[What the exercise asks] Below you will find a set of lines. Repeat them all exactly.

═════ Dataset

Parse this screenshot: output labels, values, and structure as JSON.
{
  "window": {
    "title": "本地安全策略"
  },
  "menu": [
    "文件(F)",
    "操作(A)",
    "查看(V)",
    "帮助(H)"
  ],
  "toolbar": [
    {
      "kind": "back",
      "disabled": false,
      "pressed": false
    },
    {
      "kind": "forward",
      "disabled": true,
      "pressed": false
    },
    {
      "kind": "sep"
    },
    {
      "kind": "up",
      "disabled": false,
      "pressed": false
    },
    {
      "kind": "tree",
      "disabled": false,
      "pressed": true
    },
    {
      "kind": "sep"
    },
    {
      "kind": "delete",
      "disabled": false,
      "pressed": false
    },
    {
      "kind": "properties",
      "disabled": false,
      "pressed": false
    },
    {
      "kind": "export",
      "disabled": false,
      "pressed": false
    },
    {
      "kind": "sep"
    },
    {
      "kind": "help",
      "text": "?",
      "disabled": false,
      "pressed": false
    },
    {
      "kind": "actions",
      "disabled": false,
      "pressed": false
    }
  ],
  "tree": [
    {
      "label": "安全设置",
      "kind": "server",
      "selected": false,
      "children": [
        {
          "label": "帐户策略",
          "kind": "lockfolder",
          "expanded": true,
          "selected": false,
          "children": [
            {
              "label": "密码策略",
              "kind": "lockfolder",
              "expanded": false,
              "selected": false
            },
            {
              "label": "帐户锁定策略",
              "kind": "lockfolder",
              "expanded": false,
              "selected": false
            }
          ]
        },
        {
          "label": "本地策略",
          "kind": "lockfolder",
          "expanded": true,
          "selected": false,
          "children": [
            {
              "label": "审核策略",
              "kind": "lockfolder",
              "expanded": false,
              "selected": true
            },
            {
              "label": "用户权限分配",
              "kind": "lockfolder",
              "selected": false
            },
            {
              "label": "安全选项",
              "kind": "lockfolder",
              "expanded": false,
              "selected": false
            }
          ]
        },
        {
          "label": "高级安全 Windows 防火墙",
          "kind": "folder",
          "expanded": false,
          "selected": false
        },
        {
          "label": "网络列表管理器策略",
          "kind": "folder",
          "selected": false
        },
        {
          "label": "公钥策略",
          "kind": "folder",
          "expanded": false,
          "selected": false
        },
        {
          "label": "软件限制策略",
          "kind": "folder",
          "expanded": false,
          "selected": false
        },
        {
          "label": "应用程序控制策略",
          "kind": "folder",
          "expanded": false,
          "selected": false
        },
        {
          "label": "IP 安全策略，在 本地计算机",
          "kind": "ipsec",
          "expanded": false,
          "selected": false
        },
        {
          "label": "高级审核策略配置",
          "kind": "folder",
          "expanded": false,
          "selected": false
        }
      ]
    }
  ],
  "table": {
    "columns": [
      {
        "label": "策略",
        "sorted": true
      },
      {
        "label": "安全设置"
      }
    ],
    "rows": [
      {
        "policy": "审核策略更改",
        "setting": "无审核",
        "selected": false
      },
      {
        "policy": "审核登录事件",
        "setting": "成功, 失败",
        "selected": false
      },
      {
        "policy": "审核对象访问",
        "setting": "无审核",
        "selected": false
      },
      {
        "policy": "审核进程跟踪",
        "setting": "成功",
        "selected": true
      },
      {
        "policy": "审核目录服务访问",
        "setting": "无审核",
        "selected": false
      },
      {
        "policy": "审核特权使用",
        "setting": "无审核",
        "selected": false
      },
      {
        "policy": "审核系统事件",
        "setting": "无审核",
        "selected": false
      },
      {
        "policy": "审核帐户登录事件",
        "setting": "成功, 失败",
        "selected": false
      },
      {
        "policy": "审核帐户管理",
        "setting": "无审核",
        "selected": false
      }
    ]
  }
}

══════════

[The answer]
Parse this screenshot: output labels, values, and structure as JSON.
{
  "window": {
    "title": "本地安全策略"
  },
  "menu": [
    "文件(F)",
    "操作(A)",
    "查看(V)",
    "帮助(H)"
  ],
  "toolbar": [
    {
      "kind": "back",
      "disabled": false,
      "pressed": false
    },
    {
      "kind": "forward",
      "disabled": true,
      "pressed": false
    },
    {
      "kind": "sep"
    },
    {
      "kind": "up",
      "disabled": false,
      "pressed": false
    },
    {
      "kind": "tree",
      "disabled": false,
      "pressed": true
    },
    {
      "kind": "sep"
    },
    {
      "kind": "delete",
      "disabled": false,
      "pressed": false
    },
    {
      "kind": "properties",
      "disabled": false,
      "pressed": false
    },
    {
      "kind": "export",
      "disabled": false,
      "pressed": false
    },
    {
      "kind": "sep"
    },
    {
      "kind": "help",
      "text": "?",
      "disabled": false,
      "pressed": false
    },
    {
      "kind": "actions",
      "disabled": false,
      "pressed": false
    }
  ],
  "tree": [
    {
      "label": "安全设置",
      "kind": "server",
      "selected": false,
      "children": [
        {
          "label": "帐户策略",
          "kind": "lockfolder",
          "expanded": true,
          "selected": false,
          "children": [
            {
              "label": "密码策略",
              "kind": "lockfolder",
              "expanded": false,
              "selected": false
            },
            {
              "label": "帐户锁定策略",
              "kind": "lockfolder",
              "expanded": false,
              "selected": false
            }
          ]
        },
        {
          "label": "本地策略",
          "kind": "lockfolder",
          "expanded": true,
          "selected": false,
          "children": [
            {
              "label": "审核策略",
              "kind": "lockfolder",
              "expanded": false,
              "selected": true
            },
            {
              "label": "用户权限分配",
              "kind": "lockfolder",
              "selected": false
            },
            {
              "label": "安全选项",
              "kind": "lockfolder",
              "expanded": false,
              "selected": false
            }
          ]
        },
        {
          "label": "高级安全 Windows 防火墙",
          "kind": "folder",
          "expanded": false,
          "selected": false
        },
        {
          "label": "网络列表管理器策略",
          "kind": "folder",
          "selected": false
        },
        {
          "label": "公钥策略",
          "kind": "folder",
          "expanded": false,
          "selected": false
        },
        {
          "label": "软件限制策略",
          "kind": "folder",
          "expanded": false,
          "selected": false
        },
        {
          "label": "应用程序控制策略",
          "kind": "folder",
          "expanded": false,
          "selected": false
        },
        {
          "label": "IP 安全策略，在 本地计算机",
          "kind": "ipsec",
          "expanded": false,
          "selected": false
        },
        {
          "label": "高级审核策略配置",
          "kind": "folder",
          "expanded": false,
          "selected": false
        }
      ]
    }
  ],
  "table": {
    "columns": [
      {
        "label": "策略",
        "sorted": true
      },
      {
        "label": "安全设置"
      }
    ],
    "rows": [
      {
        "policy": "审核策略更改",
        "setting": "无审核",
        "selected": false
      },
      {
        "policy": "审核登录事件",
        "setting": "成功, 失败",
        "selected": false
      },
      {
        "policy": "审核对象访问",
        "setting": "无审核",
        "selected": false
      },
      {
        "policy": "审核进程跟踪",
        "setting": "成功",
        "selected": true
      },
      {
        "policy": "审核目录服务访问",
        "setting": "无审核",
        "selected": false
      },
      {
        "policy": "审核特权使用",
        "setting": "无审核",
        "selected": false
      },
      {
        "policy": "审核系统事件",
        "setting": "无审核",
        "selected": false
      },
      {
        "policy": "审核帐户登录事件",
        "setting": "成功, 失败",
        "selected": false
      },
      {
        "policy": "审核帐户管理",
        "setting": "无审核",
        "selected": false
      }
    ]
  }
}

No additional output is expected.